Forecasting Resource Demand for Dynamic Datacenter Sizing in Telco Infrastructures Full text

Dimitra Paranou, Angelos Pentelas, Dimitris Katsiros, Konstantinos Maidatsis, George Giannopoulos, Evangelos Angelou, Nikos Anastopoulos, George Papastefanatos
2023 IEEE International Conference on Big Data (BigData)

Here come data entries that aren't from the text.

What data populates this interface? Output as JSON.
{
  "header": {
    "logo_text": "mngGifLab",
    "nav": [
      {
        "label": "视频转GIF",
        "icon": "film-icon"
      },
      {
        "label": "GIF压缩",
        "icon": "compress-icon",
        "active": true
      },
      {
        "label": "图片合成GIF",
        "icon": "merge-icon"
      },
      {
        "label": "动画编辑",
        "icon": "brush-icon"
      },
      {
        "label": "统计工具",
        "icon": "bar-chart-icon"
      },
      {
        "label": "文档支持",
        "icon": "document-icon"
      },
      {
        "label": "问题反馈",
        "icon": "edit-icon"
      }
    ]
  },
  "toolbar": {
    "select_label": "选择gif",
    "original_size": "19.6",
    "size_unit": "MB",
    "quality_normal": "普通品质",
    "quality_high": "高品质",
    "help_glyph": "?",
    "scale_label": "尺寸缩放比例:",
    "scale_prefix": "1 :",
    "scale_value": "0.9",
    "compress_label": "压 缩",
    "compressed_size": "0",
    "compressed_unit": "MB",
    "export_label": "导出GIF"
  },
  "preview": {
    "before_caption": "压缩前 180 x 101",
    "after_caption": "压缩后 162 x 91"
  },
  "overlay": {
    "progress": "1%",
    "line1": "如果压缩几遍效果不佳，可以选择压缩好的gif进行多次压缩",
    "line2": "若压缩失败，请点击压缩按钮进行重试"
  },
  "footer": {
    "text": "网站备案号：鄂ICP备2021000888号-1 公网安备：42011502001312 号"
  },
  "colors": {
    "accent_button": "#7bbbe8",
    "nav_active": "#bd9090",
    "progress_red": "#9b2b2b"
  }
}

Abstract. The deployment of emerging cloud computing technologies onto telecommunication (telco) infrastructures, coupled with highly stringent regulations relating to energy efficiency, power consumption, and CO2 emissions, put telco datacenters and their associated operations under a drastic transformation process. This paves the way for new optimization opportunities, such as dynamic datacenter sizing (DDS) with respect to power consumption constraints and volatile demands across multiple resource types. DDS boils down to determining the optimal subset of active servers in a datacenter, and it can be modeled as a planning problem where decisions regarding resource availability are based on projections of resource demands. This raises the need for accurate and efficient forecasting solutions, which shall be tailored to the problem at hand.To this end, our work focuses on the investigation, the development, and the evaluation of forecasting methods which predict the demand of 5G (and beyond) workloads across multiple resources. Concretely, using the daily pattern of load data pertaining to an operational data-plane function and the prevailing way of horizontal scaling in virtualized datacenters, we exemplify the evolution of resource demands of 5G applications residing at the network edge. This lets us simulate a dataset of demands across various resource types, upon which we study informative features, and then train and evaluate a wide suite of forecasting methods. Our experiments show that the intrinsic characteristics of the data render simple statistical algorithms capable of accurately capturing the underlying patterns, and even outperforming more complex algorithms. Last, we evaluate and discuss the trade-off between single- and multi-output forecasting models.